One of the most interesting aspects of Namor is how resistant it is. As a half-Atlantean, half-human hybrid in the comics, he is a godlike individual, with super strength, durability, and speed, which has a lot to do with him being a mutant. Coincidentally, the Marvel Cinematic Universe takes advantage of all of these traits, painting him as their first mutant yet, thanks to a vibranium serum in the 16th century.
This changed his genetic makeup, transforming him into King Talokan when he was finally born to rule the underwater kingdom. It’s true that he’s a far cry from the comic book source material, but still, the comic and MCU versions of Namor are wary of the surface world.
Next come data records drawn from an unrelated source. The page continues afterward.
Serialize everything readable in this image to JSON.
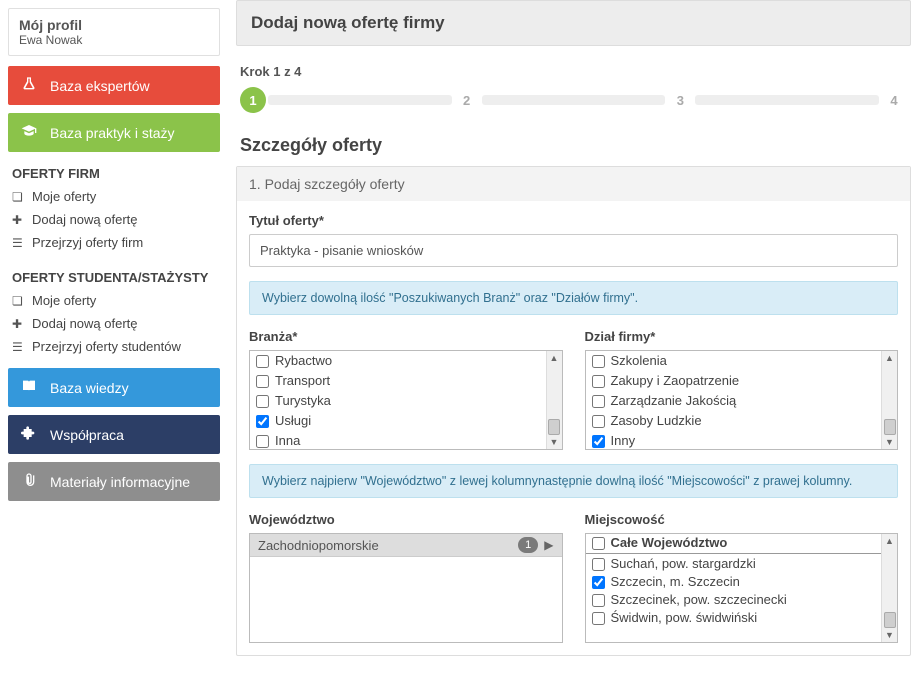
{
  "profile": {
    "title": "Mój profil",
    "user": "Ewa Nowak"
  },
  "sidebar": {
    "primary": [
      {
        "label": "Baza ekspertów"
      },
      {
        "label": "Baza praktyk i staży"
      }
    ],
    "group_firm_title": "OFERTY FIRM",
    "group_firm": [
      {
        "label": "Moje oferty"
      },
      {
        "label": "Dodaj nową ofertę"
      },
      {
        "label": "Przejrzyj oferty firm"
      }
    ],
    "group_student_title": "OFERTY STUDENTA/STAŻYSTY",
    "group_student": [
      {
        "label": "Moje oferty"
      },
      {
        "label": "Dodaj nową ofertę"
      },
      {
        "label": "Przejrzyj oferty studentów"
      }
    ],
    "secondary": [
      {
        "label": "Baza wiedzy"
      },
      {
        "label": "Współpraca"
      },
      {
        "label": "Materiały informacyjne"
      }
    ]
  },
  "page": {
    "title": "Dodaj nową ofertę firmy",
    "step_label": "Krok 1 z 4",
    "steps": [
      "1",
      "2",
      "3",
      "4"
    ],
    "section_title": "Szczegóły oferty",
    "panel_title": "1. Podaj szczegóły oferty",
    "field_title_label": "Tytuł oferty*",
    "field_title_value": "Praktyka - pisanie wniosków",
    "info1": "Wybierz dowolną ilość \"Poszukiwanych Branż\" oraz \"Działów firmy\".",
    "branch_label": "Branża*",
    "branches": [
      {
        "label": "Rybactwo",
        "checked": false
      },
      {
        "label": "Transport",
        "checked": false
      },
      {
        "label": "Turystyka",
        "checked": false
      },
      {
        "label": "Usługi",
        "checked": true
      },
      {
        "label": "Inna",
        "checked": false
      }
    ],
    "dept_label": "Dział firmy*",
    "depts": [
      {
        "label": "Szkolenia",
        "checked": false
      },
      {
        "label": "Zakupy i Zaopatrzenie",
        "checked": false
      },
      {
        "label": "Zarządzanie Jakością",
        "checked": false
      },
      {
        "label": "Zasoby Ludzkie",
        "checked": false
      },
      {
        "label": "Inny",
        "checked": true
      }
    ],
    "info2": "Wybierz najpierw \"Województwo\" z lewej kolumnynastępnie dowlną ilość \"Miejscowości\" z prawej kolumny.",
    "woj_label": "Województwo",
    "woj_selected": "Zachodniopomorskie",
    "woj_count": "1",
    "loc_label": "Miejscowość",
    "locs": [
      {
        "label": "Całe Województwo",
        "checked": false,
        "header": true
      },
      {
        "label": "Suchań, pow. stargardzki",
        "checked": false
      },
      {
        "label": "Szczecin, m. Szczecin",
        "checked": true
      },
      {
        "label": "Szczecinek, pow. szczecinecki",
        "checked": false
      },
      {
        "label": "Świdwin, pow. świdwiński",
        "checked": false
      }
    ]
  }
}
Namor’s characterization and spirit are always evident in every medium. Ironically, while Black Panther: Wakanda Forever highlighted another great strength of the character, Namor the Submarine: Conquered Shores (by Christopher Cantwell, Pasqual Ferry, Matt Hollingsworth, and VC’s Joe Caramagna) ends up painting this very element as a major weakness.
Black Panther: Wakanda ForeverNamor needs water
In the movie, Shuri desperately tries to defeat Namor in order to save her nation from his wrath. Over time, she realizes that she has to go back to the water to recharge after exerting herself. Basically, the water acts as her fuel, allowing her to return to the surface to fight again.
This is also why Shuri prepares her ship to turn it into an evaporation chamber. She eventually catches the mutant, heat beats it, and dries it dry. This helps the new Panther defeat Namor on a deserted island, and he realizes that once he’s out of water, he’s already defeated. In battle, Shuri even cuts the wings from her ankles, which ends with him giving in to her and forging a truce with her Talokan empire.
Namor: Conquered Shores Makes water a defect
On the contrary, number 2 of conquered coasts, a more altruistic Namor is trying to save the surface world after the Kree made the atmosphere toxic and melted all the ice caps. He attempts to fly to find Jim Hammond/Human Torch, to use as a fuel source to restart society, but struggles in midair. It turns out that all that time he spent in the water made him unable to adapt. His aged wings no longer react to air because they are used to the ocean.
Thus, this same sea that revitalizes him has caused this aspect of the warrior to stop working. He can fly, but not for long or too high, causing Jim to escape and Namor to fall back into the water. Granted, he loves the aquatic realm of his, but this doesn’t bode well if he has to fight on the surface. His wings, after all, allow him to move faster than normal, avoid being attacked, and help him be more efficient, as the movie shows. But now, with a journey to find Doctor Doom looming, the introduction of water reduced the effectiveness of him, acting as a double-edged sword of nature.